- **EXERCISE BRIEF**
Pull every line with "JSON" from the entries below.

◇ ◇ ◇ ◇

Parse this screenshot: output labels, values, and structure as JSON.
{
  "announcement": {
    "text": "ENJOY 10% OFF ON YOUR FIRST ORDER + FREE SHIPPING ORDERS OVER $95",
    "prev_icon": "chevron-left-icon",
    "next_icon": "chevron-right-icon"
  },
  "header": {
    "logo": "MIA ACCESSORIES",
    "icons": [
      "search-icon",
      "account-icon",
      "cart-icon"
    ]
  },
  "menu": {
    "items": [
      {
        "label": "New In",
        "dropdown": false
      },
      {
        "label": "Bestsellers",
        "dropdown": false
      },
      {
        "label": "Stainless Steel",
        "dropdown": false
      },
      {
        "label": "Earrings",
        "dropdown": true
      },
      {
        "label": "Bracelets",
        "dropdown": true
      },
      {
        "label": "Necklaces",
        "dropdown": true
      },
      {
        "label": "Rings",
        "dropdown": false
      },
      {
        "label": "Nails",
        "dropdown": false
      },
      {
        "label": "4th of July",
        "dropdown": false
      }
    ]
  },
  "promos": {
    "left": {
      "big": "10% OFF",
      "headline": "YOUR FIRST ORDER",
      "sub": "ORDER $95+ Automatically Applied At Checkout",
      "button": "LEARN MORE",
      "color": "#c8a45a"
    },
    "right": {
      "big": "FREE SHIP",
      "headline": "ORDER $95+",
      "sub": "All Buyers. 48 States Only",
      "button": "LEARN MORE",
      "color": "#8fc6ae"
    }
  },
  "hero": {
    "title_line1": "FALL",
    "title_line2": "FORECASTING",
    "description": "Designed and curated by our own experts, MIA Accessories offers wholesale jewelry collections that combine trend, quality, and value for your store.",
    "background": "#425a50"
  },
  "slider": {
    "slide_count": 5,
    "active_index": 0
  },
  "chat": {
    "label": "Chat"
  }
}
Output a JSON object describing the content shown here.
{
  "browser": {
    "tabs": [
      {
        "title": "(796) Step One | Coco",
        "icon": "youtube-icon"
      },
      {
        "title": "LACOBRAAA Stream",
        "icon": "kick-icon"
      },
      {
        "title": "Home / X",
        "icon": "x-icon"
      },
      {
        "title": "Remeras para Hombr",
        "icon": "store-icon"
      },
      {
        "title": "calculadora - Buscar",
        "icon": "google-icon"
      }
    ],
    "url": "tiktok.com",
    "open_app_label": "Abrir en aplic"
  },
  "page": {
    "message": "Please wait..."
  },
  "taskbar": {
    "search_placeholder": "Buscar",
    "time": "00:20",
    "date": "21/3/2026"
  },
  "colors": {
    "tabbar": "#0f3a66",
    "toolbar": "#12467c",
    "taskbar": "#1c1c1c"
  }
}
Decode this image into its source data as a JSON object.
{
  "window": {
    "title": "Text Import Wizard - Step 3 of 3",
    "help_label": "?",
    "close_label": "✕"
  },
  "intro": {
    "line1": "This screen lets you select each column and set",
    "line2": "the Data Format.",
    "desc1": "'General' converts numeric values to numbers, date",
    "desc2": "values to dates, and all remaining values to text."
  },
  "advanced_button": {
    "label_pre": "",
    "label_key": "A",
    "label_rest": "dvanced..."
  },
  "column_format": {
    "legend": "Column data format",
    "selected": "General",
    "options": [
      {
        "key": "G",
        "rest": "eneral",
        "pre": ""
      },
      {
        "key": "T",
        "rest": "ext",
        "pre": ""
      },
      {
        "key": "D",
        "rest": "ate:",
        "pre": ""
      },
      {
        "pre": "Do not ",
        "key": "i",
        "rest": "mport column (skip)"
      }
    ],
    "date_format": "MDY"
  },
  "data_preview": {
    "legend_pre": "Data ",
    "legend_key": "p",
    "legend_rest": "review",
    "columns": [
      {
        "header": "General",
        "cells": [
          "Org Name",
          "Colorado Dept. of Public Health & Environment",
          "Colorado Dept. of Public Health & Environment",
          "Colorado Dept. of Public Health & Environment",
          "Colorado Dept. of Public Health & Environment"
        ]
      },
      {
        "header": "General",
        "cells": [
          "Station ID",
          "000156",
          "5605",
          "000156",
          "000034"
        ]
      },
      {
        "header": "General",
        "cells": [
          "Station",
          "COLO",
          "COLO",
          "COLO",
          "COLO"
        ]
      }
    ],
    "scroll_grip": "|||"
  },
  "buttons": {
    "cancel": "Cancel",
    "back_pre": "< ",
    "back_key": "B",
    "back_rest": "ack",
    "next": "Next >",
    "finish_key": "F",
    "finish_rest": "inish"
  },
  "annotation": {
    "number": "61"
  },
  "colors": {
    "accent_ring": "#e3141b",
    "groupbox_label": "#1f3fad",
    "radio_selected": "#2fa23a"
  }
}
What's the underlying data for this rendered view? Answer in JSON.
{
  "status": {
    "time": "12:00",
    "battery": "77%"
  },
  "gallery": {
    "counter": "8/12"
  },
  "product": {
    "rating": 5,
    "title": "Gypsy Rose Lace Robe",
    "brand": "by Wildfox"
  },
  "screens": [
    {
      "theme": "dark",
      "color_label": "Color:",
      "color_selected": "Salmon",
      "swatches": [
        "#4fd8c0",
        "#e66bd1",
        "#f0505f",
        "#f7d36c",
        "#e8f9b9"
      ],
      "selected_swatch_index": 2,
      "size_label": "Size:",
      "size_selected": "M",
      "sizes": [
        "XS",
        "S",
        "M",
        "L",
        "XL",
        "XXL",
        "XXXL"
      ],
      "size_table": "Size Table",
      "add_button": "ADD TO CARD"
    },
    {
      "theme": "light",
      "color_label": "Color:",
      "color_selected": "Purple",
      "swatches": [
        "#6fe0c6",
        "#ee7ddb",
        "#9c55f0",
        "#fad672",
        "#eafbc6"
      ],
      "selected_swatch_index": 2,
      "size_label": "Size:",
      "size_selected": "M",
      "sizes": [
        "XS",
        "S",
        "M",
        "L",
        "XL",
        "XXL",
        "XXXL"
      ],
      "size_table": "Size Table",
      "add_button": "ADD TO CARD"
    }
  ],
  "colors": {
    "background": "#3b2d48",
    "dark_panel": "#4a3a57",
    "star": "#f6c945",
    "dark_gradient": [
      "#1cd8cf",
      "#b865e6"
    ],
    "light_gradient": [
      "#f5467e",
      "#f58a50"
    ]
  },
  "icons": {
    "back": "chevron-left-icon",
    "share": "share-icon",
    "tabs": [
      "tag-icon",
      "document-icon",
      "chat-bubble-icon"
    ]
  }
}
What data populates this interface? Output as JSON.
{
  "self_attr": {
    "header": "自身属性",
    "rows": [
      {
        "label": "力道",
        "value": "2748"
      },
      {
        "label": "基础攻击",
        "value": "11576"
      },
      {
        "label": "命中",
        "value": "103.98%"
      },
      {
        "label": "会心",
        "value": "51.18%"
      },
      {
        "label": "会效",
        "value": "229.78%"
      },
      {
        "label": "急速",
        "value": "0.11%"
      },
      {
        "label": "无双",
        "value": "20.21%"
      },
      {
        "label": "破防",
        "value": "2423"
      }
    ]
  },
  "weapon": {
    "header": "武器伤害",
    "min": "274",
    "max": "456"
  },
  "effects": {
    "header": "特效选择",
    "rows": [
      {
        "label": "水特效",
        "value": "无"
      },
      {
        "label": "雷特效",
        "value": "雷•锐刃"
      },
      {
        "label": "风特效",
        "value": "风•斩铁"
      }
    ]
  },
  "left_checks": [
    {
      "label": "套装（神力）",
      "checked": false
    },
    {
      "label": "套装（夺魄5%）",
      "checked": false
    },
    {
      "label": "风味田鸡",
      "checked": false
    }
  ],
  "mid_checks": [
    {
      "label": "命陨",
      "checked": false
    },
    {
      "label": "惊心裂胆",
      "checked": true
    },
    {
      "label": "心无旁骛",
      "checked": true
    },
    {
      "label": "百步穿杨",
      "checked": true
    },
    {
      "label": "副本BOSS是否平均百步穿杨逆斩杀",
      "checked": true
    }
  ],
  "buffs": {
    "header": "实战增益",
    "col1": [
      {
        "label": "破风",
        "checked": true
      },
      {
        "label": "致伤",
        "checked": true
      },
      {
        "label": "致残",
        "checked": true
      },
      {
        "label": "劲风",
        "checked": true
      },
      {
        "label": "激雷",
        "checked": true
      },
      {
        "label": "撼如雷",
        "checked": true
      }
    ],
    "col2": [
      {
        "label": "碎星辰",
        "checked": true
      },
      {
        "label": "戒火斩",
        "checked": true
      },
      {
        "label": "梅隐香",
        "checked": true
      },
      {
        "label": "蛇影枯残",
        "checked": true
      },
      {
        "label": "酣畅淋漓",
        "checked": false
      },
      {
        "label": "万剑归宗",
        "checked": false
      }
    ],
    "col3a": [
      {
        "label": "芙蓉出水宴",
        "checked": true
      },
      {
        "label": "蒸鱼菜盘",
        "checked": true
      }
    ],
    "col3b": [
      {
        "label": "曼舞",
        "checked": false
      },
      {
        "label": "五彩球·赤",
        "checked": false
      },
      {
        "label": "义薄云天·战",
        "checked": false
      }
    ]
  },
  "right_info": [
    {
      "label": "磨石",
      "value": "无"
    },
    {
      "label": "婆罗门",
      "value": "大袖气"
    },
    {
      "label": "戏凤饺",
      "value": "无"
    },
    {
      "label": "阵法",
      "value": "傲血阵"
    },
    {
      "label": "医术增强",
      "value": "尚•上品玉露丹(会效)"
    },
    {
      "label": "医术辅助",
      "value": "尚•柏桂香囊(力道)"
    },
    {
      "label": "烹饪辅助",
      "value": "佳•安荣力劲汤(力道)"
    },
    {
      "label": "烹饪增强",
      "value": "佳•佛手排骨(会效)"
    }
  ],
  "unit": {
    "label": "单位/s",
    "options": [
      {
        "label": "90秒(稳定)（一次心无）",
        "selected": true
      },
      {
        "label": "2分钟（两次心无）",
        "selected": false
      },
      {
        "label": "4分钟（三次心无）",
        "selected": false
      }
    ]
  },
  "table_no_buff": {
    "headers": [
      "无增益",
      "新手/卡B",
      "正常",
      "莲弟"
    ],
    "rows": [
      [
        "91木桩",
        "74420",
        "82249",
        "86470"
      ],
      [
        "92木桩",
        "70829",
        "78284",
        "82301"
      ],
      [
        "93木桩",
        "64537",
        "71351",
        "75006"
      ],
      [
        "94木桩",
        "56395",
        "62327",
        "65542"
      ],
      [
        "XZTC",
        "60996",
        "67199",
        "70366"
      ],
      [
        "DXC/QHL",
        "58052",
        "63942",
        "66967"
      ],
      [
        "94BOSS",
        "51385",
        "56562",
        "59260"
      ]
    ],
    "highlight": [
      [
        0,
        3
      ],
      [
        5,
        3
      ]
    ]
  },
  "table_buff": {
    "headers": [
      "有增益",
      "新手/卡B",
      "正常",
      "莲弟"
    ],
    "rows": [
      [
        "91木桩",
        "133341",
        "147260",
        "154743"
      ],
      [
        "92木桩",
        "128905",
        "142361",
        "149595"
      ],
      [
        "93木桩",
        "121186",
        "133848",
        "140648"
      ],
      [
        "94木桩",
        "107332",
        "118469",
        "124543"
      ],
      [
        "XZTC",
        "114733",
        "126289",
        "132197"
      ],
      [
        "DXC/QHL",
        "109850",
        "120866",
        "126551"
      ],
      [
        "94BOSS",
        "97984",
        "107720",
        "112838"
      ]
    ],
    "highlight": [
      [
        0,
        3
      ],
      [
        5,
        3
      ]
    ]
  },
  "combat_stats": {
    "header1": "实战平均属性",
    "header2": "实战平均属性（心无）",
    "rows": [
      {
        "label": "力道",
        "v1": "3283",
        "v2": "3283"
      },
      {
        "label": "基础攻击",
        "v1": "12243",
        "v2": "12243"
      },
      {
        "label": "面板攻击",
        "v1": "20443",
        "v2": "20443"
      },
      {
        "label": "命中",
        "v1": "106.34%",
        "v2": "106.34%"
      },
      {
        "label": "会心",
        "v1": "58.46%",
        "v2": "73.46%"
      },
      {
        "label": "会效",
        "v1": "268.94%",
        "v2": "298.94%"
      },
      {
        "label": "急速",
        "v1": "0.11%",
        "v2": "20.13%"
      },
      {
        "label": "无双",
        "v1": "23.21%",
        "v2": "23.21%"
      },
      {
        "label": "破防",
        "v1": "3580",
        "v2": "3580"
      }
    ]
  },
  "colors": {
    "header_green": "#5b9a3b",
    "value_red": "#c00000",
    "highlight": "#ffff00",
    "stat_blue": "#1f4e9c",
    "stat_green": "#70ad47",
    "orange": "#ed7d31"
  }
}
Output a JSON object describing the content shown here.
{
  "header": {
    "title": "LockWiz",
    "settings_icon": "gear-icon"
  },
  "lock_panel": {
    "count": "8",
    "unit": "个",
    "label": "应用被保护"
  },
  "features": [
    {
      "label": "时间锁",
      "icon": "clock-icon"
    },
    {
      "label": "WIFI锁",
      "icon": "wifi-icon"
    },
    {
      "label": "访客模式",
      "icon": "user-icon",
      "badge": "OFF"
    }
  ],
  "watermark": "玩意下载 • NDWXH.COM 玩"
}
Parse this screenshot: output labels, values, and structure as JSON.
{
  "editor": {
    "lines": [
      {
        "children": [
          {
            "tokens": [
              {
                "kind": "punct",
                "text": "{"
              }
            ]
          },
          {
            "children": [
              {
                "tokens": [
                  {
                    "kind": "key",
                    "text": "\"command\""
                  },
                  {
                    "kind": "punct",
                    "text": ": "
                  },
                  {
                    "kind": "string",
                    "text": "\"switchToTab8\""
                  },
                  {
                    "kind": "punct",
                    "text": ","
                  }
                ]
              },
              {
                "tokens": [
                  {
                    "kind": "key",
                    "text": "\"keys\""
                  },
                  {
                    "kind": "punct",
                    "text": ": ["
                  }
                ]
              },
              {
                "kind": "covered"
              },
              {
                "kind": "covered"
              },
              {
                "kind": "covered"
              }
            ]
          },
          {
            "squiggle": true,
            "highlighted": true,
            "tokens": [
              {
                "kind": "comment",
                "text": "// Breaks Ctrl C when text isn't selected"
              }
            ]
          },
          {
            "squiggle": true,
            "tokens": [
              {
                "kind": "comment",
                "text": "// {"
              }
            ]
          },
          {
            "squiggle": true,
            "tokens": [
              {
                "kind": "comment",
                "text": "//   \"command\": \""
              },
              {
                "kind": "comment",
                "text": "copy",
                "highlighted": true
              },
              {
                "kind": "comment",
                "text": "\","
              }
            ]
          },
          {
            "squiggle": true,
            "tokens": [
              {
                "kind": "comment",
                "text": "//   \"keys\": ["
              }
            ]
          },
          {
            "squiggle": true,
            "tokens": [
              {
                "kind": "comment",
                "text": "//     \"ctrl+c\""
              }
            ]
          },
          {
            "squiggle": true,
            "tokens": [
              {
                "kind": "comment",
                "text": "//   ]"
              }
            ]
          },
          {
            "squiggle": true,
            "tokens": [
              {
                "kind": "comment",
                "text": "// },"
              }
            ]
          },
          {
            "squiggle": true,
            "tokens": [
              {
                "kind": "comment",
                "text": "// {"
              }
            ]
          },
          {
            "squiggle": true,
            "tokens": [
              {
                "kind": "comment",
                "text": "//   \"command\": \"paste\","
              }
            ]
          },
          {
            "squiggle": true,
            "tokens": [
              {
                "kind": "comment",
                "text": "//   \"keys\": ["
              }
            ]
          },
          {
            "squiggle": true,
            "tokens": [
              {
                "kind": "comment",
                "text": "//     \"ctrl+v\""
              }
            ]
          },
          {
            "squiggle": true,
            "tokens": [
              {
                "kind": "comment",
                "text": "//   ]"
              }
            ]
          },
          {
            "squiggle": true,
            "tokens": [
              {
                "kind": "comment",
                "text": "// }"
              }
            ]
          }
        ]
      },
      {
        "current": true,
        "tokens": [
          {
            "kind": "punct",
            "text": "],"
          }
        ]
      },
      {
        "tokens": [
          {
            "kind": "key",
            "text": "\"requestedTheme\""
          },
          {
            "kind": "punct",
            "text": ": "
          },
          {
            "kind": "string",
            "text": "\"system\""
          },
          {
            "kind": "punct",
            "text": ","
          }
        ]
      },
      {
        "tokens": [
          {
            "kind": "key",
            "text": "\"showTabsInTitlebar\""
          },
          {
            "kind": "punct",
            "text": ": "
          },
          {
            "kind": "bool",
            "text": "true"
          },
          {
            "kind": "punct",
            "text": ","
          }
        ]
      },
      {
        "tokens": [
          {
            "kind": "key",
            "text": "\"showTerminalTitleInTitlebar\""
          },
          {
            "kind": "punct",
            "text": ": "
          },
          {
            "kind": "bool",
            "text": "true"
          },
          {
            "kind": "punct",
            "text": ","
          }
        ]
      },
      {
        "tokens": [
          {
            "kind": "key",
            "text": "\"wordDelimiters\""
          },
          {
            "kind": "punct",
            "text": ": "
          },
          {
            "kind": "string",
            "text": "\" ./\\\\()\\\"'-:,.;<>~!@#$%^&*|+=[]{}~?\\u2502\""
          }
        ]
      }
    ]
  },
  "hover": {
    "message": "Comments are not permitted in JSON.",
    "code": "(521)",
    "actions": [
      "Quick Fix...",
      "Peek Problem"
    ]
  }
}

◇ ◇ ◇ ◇

- **COMPLETED TASK**
Parse this screenshot: output labels, values, and structure as JSON.
Output a JSON object describing the content shown here.
Decode this image into its source data as a JSON object.
What's the underlying data for this rendered view? Answer in JSON.
What data populates this interface? Output as JSON.
Output a JSON object describing the content shown here.
Parse this screenshot: output labels, values, and structure as JSON.
    "message": "Comments are not permitted in JSON.",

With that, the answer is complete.